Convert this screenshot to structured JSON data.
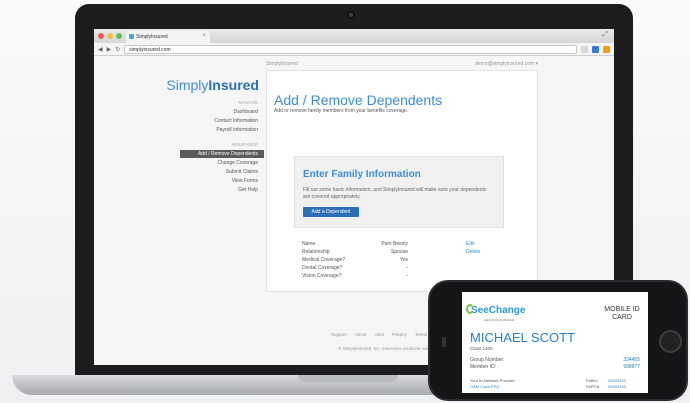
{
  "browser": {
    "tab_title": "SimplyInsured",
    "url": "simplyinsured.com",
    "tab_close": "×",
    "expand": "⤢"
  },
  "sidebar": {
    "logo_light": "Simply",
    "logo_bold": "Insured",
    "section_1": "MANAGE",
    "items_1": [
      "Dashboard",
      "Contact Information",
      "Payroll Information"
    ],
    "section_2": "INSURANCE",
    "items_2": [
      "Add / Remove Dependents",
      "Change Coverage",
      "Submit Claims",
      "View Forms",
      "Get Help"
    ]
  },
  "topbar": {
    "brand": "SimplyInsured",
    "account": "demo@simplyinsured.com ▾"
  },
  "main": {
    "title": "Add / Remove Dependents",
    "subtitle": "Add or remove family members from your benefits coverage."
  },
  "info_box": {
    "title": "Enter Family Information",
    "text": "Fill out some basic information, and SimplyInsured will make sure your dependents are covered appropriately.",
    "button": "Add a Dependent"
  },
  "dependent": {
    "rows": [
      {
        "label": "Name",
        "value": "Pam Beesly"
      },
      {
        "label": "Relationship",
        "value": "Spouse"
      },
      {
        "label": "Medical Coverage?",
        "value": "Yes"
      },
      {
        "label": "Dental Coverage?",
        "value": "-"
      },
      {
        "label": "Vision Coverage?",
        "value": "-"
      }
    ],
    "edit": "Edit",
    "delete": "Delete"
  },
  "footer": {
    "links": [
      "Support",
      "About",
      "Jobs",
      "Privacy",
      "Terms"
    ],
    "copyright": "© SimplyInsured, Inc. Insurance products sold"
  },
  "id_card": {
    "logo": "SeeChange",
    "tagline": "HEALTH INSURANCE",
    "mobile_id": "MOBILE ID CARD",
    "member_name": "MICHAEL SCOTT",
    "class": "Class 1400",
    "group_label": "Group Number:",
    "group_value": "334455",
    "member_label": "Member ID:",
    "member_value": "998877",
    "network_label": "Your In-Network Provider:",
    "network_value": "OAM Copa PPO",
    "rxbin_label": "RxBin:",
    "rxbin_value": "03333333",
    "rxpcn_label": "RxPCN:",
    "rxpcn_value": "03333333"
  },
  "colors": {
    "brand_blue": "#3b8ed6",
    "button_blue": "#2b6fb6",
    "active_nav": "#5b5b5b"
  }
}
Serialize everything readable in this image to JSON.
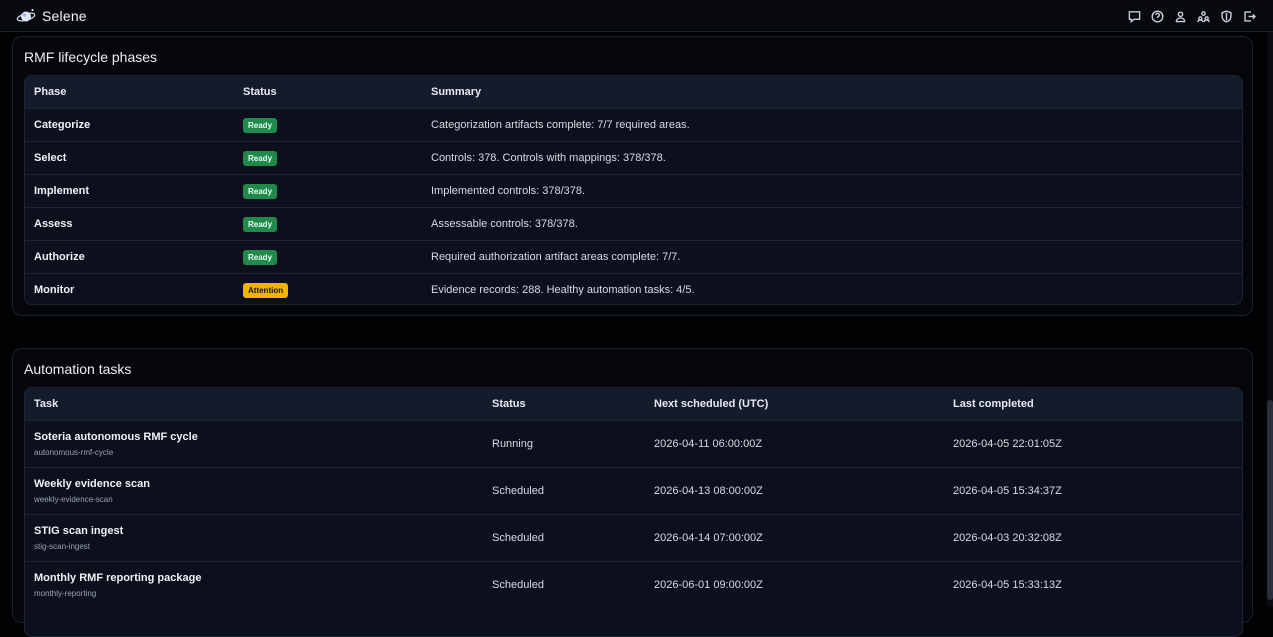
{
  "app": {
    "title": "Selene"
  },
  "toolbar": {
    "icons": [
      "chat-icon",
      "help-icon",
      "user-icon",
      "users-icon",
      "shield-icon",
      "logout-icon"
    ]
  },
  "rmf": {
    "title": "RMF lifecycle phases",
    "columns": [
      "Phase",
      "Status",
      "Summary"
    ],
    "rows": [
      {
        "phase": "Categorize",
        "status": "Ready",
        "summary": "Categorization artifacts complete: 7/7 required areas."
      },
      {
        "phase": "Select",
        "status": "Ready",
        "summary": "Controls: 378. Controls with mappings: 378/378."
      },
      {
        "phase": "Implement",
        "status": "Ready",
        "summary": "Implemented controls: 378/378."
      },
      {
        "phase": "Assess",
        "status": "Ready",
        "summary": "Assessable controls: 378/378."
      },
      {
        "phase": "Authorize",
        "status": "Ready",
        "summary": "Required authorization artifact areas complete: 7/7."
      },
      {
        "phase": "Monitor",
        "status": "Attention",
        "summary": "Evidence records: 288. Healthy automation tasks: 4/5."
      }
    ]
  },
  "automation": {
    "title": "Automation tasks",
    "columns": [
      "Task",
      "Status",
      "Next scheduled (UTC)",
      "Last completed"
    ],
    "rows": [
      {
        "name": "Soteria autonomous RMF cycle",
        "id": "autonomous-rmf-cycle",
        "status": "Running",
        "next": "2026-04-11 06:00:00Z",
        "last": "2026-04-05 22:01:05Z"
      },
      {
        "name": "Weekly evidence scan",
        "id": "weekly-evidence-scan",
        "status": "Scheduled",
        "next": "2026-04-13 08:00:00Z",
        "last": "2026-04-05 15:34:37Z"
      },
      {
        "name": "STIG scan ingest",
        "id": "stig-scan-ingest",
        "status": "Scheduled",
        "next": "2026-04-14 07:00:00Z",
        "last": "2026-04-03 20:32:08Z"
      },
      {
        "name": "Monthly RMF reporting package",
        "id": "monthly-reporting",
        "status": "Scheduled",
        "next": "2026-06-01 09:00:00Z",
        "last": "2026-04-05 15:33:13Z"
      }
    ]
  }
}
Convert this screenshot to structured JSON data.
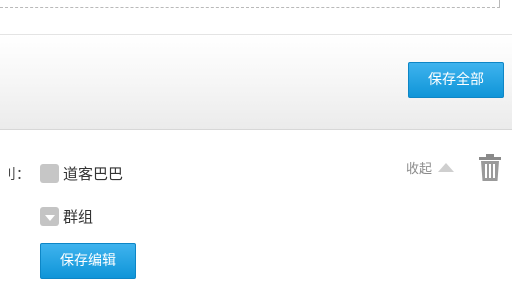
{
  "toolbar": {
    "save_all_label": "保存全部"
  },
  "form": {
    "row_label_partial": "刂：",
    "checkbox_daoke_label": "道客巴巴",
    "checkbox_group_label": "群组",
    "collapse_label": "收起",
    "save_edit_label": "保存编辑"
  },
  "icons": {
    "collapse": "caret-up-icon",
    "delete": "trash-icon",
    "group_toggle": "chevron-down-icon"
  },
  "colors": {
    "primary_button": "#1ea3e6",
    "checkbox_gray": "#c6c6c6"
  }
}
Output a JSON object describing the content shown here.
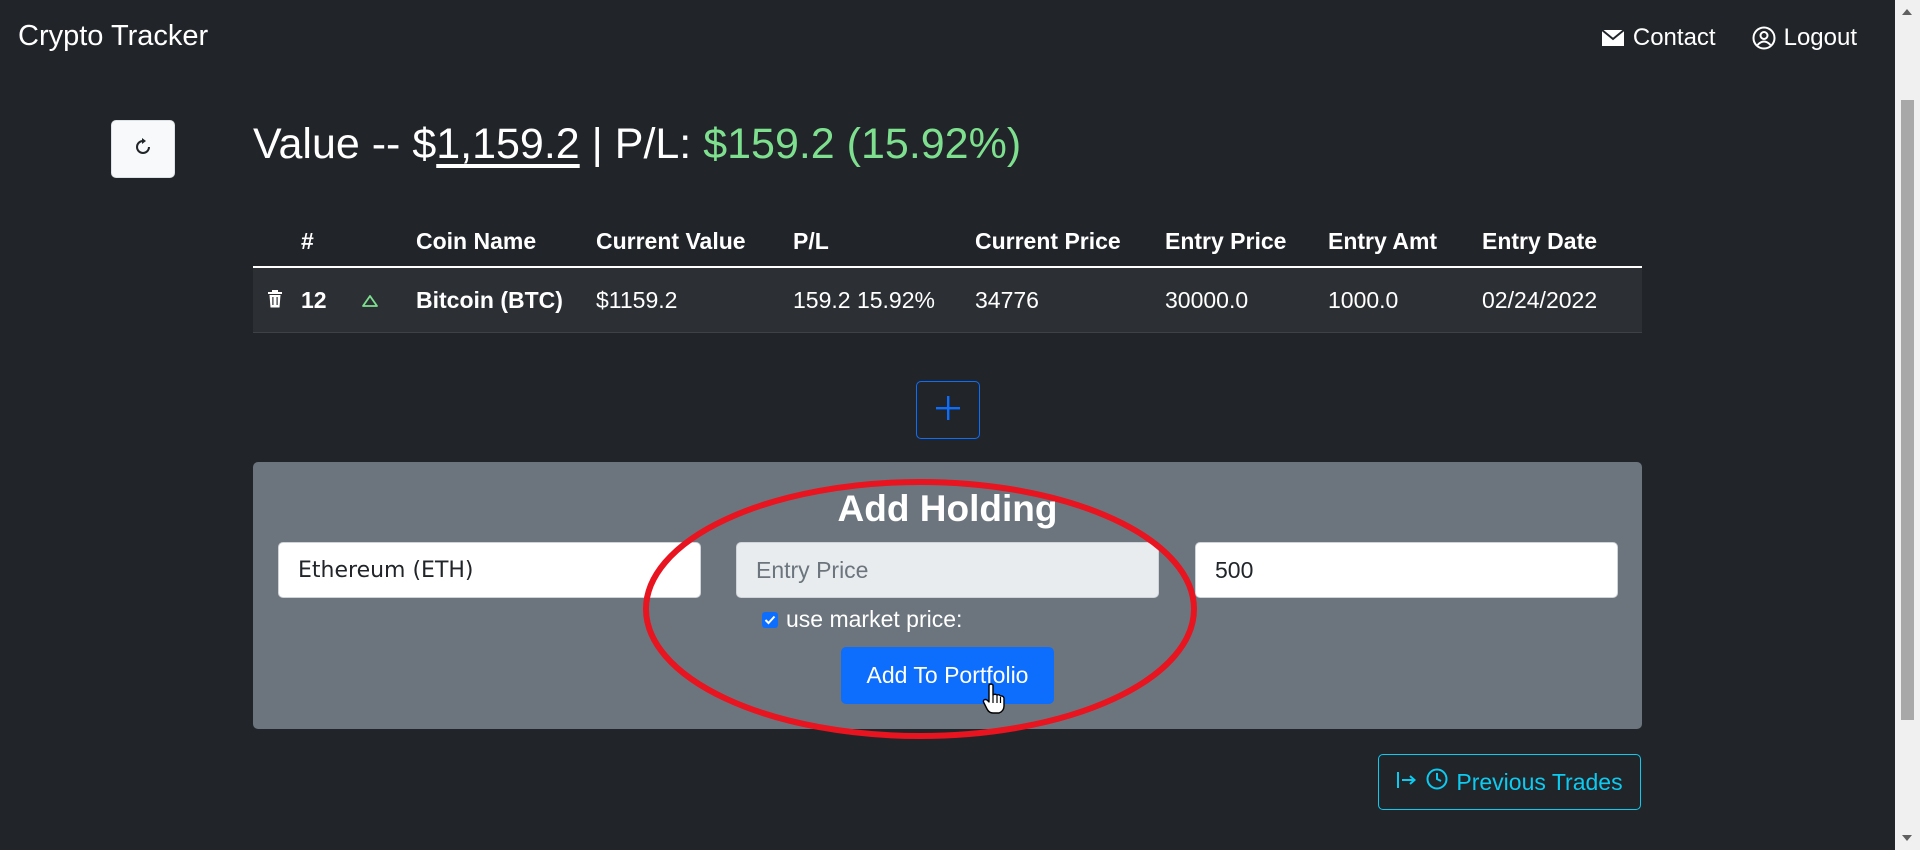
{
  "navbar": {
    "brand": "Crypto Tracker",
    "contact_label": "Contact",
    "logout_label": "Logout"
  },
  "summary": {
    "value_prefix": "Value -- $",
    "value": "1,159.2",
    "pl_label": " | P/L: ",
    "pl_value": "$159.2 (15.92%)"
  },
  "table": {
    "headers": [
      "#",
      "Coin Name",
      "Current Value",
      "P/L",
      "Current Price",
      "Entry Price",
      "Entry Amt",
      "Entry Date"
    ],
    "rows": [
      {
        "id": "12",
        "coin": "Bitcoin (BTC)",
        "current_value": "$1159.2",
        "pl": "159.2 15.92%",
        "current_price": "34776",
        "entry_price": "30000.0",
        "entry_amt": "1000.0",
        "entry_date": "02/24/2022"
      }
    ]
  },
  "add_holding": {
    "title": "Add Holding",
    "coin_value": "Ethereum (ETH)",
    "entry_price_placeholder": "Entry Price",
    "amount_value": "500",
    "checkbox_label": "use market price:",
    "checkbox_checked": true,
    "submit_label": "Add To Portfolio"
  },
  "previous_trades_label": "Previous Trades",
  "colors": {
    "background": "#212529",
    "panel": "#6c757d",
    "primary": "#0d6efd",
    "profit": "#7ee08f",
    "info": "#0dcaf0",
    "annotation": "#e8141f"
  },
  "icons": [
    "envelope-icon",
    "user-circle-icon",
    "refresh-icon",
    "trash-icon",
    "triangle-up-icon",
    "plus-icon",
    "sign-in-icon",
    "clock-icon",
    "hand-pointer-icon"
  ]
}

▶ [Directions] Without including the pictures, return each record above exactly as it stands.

▶ [Solved problem]
Convert this screenshot to structured JSON data.
{
  "browser": {
    "tab_title": "SimplyInsured",
    "url": "simplyinsured.com",
    "tab_close": "×",
    "expand": "⤢"
  },
  "sidebar": {
    "logo_light": "Simply",
    "logo_bold": "Insured",
    "section_1": "MANAGE",
    "items_1": [
      "Dashboard",
      "Contact Information",
      "Payroll Information"
    ],
    "section_2": "INSURANCE",
    "items_2": [
      "Add / Remove Dependents",
      "Change Coverage",
      "Submit Claims",
      "View Forms",
      "Get Help"
    ]
  },
  "topbar": {
    "brand": "SimplyInsured",
    "account": "demo@simplyinsured.com ▾"
  },
  "main": {
    "title": "Add / Remove Dependents",
    "subtitle": "Add or remove family members from your benefits coverage."
  },
  "info_box": {
    "title": "Enter Family Information",
    "text": "Fill out some basic information, and SimplyInsured will make sure your dependents are covered appropriately.",
    "button": "Add a Dependent"
  },
  "dependent": {
    "rows": [
      {
        "label": "Name",
        "value": "Pam Beesly"
      },
      {
        "label": "Relationship",
        "value": "Spouse"
      },
      {
        "label": "Medical Coverage?",
        "value": "Yes"
      },
      {
        "label": "Dental Coverage?",
        "value": "-"
      },
      {
        "label": "Vision Coverage?",
        "value": "-"
      }
    ],
    "edit": "Edit",
    "delete": "Delete"
  },
  "footer": {
    "links": [
      "Support",
      "About",
      "Jobs",
      "Privacy",
      "Terms"
    ],
    "copyright": "© SimplyInsured, Inc. Insurance products sold"
  },
  "id_card": {
    "logo": "SeeChange",
    "tagline": "HEALTH INSURANCE",
    "mobile_id": "MOBILE ID CARD",
    "member_name": "MICHAEL SCOTT",
    "class": "Class 1400",
    "group_label": "Group Number:",
    "group_value": "334455",
    "member_label": "Member ID:",
    "member_value": "998877",
    "network_label": "Your In-Network Provider:",
    "network_value": "OAM Copa PPO",
    "rxbin_label": "RxBin:",
    "rxbin_value": "03333333",
    "rxpcn_label": "RxPCN:",
    "rxpcn_value": "03333333"
  },
  "colors": {
    "brand_blue": "#3b8ed6",
    "button_blue": "#2b6fb6",
    "active_nav": "#5b5b5b"
  }
}
Serialize everything readable in this image to JSON.
{
  "app": {
    "title": "Selene"
  },
  "toolbar": {
    "icons": [
      "chat-icon",
      "help-icon",
      "user-icon",
      "users-icon",
      "shield-icon",
      "logout-icon"
    ]
  },
  "rmf": {
    "title": "RMF lifecycle phases",
    "columns": [
      "Phase",
      "Status",
      "Summary"
    ],
    "rows": [
      {
        "phase": "Categorize",
        "status": "Ready",
        "summary": "Categorization artifacts complete: 7/7 required areas."
      },
      {
        "phase": "Select",
        "status": "Ready",
        "summary": "Controls: 378. Controls with mappings: 378/378."
      },
      {
        "phase": "Implement",
        "status": "Ready",
        "summary": "Implemented controls: 378/378."
      },
      {
        "phase": "Assess",
        "status": "Ready",
        "summary": "Assessable controls: 378/378."
      },
      {
        "phase": "Authorize",
        "status": "Ready",
        "summary": "Required authorization artifact areas complete: 7/7."
      },
      {
        "phase": "Monitor",
        "status": "Attention",
        "summary": "Evidence records: 288. Healthy automation tasks: 4/5."
      }
    ]
  },
  "automation": {
    "title": "Automation tasks",
    "columns": [
      "Task",
      "Status",
      "Next scheduled (UTC)",
      "Last completed"
    ],
    "rows": [
      {
        "name": "Soteria autonomous RMF cycle",
        "id": "autonomous-rmf-cycle",
        "status": "Running",
        "next": "2026-04-11 06:00:00Z",
        "last": "2026-04-05 22:01:05Z"
      },
      {
        "name": "Weekly evidence scan",
        "id": "weekly-evidence-scan",
        "status": "Scheduled",
        "next": "2026-04-13 08:00:00Z",
        "last": "2026-04-05 15:34:37Z"
      },
      {
        "name": "STIG scan ingest",
        "id": "stig-scan-ingest",
        "status": "Scheduled",
        "next": "2026-04-14 07:00:00Z",
        "last": "2026-04-03 20:32:08Z"
      },
      {
        "name": "Monthly RMF reporting package",
        "id": "monthly-reporting",
        "status": "Scheduled",
        "next": "2026-06-01 09:00:00Z",
        "last": "2026-04-05 15:33:13Z"
      }
    ]
  }
}
Convert this screenshot to structured JSON data.
{
  "toolbar": {
    "save_all_label": "保存全部"
  },
  "form": {
    "row_label_partial": "刂：",
    "checkbox_daoke_label": "道客巴巴",
    "checkbox_group_label": "群组",
    "collapse_label": "收起",
    "save_edit_label": "保存编辑"
  },
  "icons": {
    "collapse": "caret-up-icon",
    "delete": "trash-icon",
    "group_toggle": "chevron-down-icon"
  },
  "colors": {
    "primary_button": "#1ea3e6",
    "checkbox_gray": "#c6c6c6"
  }
}
Output a JSON object describing the content shown here.
{
  "navbar": {
    "brand": "Crypto Tracker",
    "contact_label": "Contact",
    "logout_label": "Logout"
  },
  "summary": {
    "value_prefix": "Value -- $",
    "value": "1,159.2",
    "pl_label": " | P/L: ",
    "pl_value": "$159.2 (15.92%)"
  },
  "table": {
    "headers": [
      "#",
      "Coin Name",
      "Current Value",
      "P/L",
      "Current Price",
      "Entry Price",
      "Entry Amt",
      "Entry Date"
    ],
    "rows": [
      {
        "id": "12",
        "coin": "Bitcoin (BTC)",
        "current_value": "$1159.2",
        "pl": "159.2 15.92%",
        "current_price": "34776",
        "entry_price": "30000.0",
        "entry_amt": "1000.0",
        "entry_date": "02/24/2022"
      }
    ]
  },
  "add_holding": {
    "title": "Add Holding",
    "coin_value": "Ethereum (ETH)",
    "entry_price_placeholder": "Entry Price",
    "amount_value": "500",
    "checkbox_label": "use market price:",
    "checkbox_checked": true,
    "submit_label": "Add To Portfolio"
  },
  "previous_trades_label": "Previous Trades",
  "colors": {
    "background": "#212529",
    "panel": "#6c757d",
    "primary": "#0d6efd",
    "profit": "#7ee08f",
    "info": "#0dcaf0",
    "annotation": "#e8141f"
  },
  "icons": [
    "envelope-icon",
    "user-circle-icon",
    "refresh-icon",
    "trash-icon",
    "triangle-up-icon",
    "plus-icon",
    "sign-in-icon",
    "clock-icon",
    "hand-pointer-icon"
  ]
}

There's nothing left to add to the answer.